They lairy audience began to get even more restless. A riot – unheard of in rural rocking circles though another pal of mine swore blind his emigrant brother was at a Dio-era Black Sabbath gig in the states when one broke out – was almost certainly on the cards.
Despite pleas that returning to the stage would calm the restless natives, Meatloaf stormed out of the venue towards his bus, his band and entourage close behind in a show of solidarity and strength. The promoter, his entourage and my pal Marty tried to reason with him, but to no avail. Out of the blue, an angry man in a denim jacket appeared.
Could he be linked to the wheelchair? Er, no.
“Get back on that stage ya bollocks,” he roared at Meatloaf, as he stormed over to him, arm coiling up to his side. “We paid to see you!”
The man went for Meatloaf. Would Meatloaf go for him? The man’s fist looked deadly. He raised it back and pushed it out. Acting on instinct my pal Marty dived in to protect Meatloaf. He was, after all, on security detail. Again, everything suddenly went into slow motion. Marty’s feet left the ground as he launched himself into the air. As his face flew into view and blocked Meatloaf’s head the irate audience member’s fist stuck, connecting with his nose. Blood spurted loose as Marty completed his dive and landed on the tarmac. Meatloaf’s own people managed to get their man out of the way and within seconds he was on a bus, bound for the hotel. My pal Marty lay on the ground, his nose broken, but no injury could dent his pride at ‘taking a bullet’ for Meatloaf.
“It was like a Presidential movie,” he recalls.
The tour resumed in Carlow the following night, where Meatloaf personally thanked Marty for intervening the night before. Security was tightened up considerably with a load of army and hardy FCA boys drafted in on the promise of free tickets, a couple of cans and a few bob, and for the first time on the sold-out tour, ‘house full’ signs were erected and the doormen said no.
Security was even tighter when the Quo did the same tour (minus a few of the sheds) a year later. 20 years later and my pal Marty’s nose is a crooked broken mess, a sideways Manilow, but he’s a proud man and to this day he calls the nose ‘Meatloaf’ in honour of the man for whom he took a bullet.

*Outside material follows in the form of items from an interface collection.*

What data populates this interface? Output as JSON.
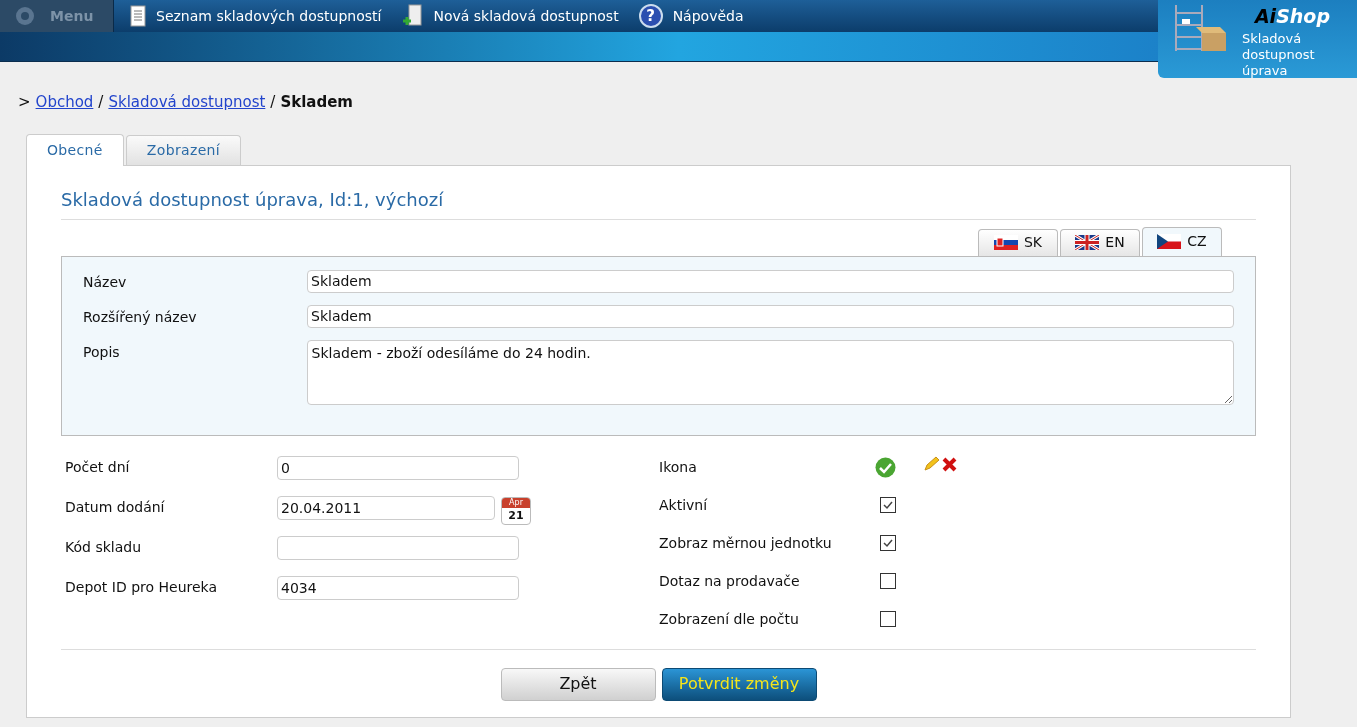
{
  "menu": {
    "label": "Menu"
  },
  "nav_items": [
    {
      "kind": "list",
      "label": "Seznam skladových dostupností"
    },
    {
      "kind": "new",
      "label": "Nová skladová dostupnost"
    },
    {
      "kind": "help",
      "label": "Nápověda",
      "icon_glyph": "?"
    }
  ],
  "badge": {
    "brand_a": "Ai",
    "brand_b": "Shop",
    "caption": "Skladová dostupnost úprava"
  },
  "breadcrumb": [
    {
      "kind": "separator",
      "text": ">"
    },
    {
      "kind": "link",
      "text": "Obchod"
    },
    {
      "kind": "separator",
      "text": "/"
    },
    {
      "kind": "link",
      "text": "Skladová dostupnost"
    },
    {
      "kind": "separator",
      "text": "/"
    },
    {
      "kind": "current",
      "text": "Skladem"
    }
  ],
  "tabs": [
    {
      "label": "Obecné",
      "selected": true
    },
    {
      "label": "Zobrazení",
      "selected": false
    }
  ],
  "heading": "Skladová dostupnost úprava, Id:1, výchozí",
  "language_tabs": [
    {
      "code": "SK",
      "kind": "sk",
      "selected": false
    },
    {
      "code": "EN",
      "kind": "gb",
      "selected": false
    },
    {
      "code": "CZ",
      "kind": "cz",
      "selected": true
    }
  ],
  "localized_fields": [
    {
      "label": "Název",
      "value": "Skladem",
      "kind": "input"
    },
    {
      "label": "Rozšířený název",
      "value": "Skladem",
      "kind": "input"
    },
    {
      "label": "Popis",
      "value": "Skladem - zboží odesíláme do 24 hodin.",
      "kind": "textarea"
    }
  ],
  "left_fields": [
    {
      "label": "Počet dní",
      "value": "0",
      "kind": "text"
    },
    {
      "label": "Datum dodání",
      "value": "20.04.2011",
      "kind": "date",
      "calendar_month": "Apr",
      "calendar_day": "21"
    },
    {
      "label": "Kód skladu",
      "kind": "text"
    },
    {
      "label": "Depot ID pro Heureka",
      "value": "4034",
      "kind": "text"
    }
  ],
  "right_fields": [
    {
      "label": "Ikona",
      "kind": "icon"
    },
    {
      "label": "Aktivní",
      "kind": "checkbox",
      "checked": true
    },
    {
      "label": "Zobraz měrnou jednotku",
      "kind": "checkbox",
      "checked": true
    },
    {
      "label": "Dotaz na prodavače",
      "kind": "checkbox",
      "checked": false
    },
    {
      "label": "Zobrazení dle počtu",
      "kind": "checkbox",
      "checked": false
    }
  ],
  "buttons": [
    {
      "label": "Zpět",
      "kind": "secondary"
    },
    {
      "label": "Potvrdit změny",
      "kind": "primary"
    }
  ]
}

A little over a year later and Meatloaf was back in the arenas. He rekindled his partnership and friendship with Jim Steinman and together they penned ‘Bat Out of Hell 2’, an album which spawned “I’d Do Anything for Love (But I Won’t Do That)”, a song which got to number one in 28 countries. My pal Marty likes to think that the unspoken ‘that’ in the hit song refers to stealing someone’s wheelchair, and throwing it up on stage.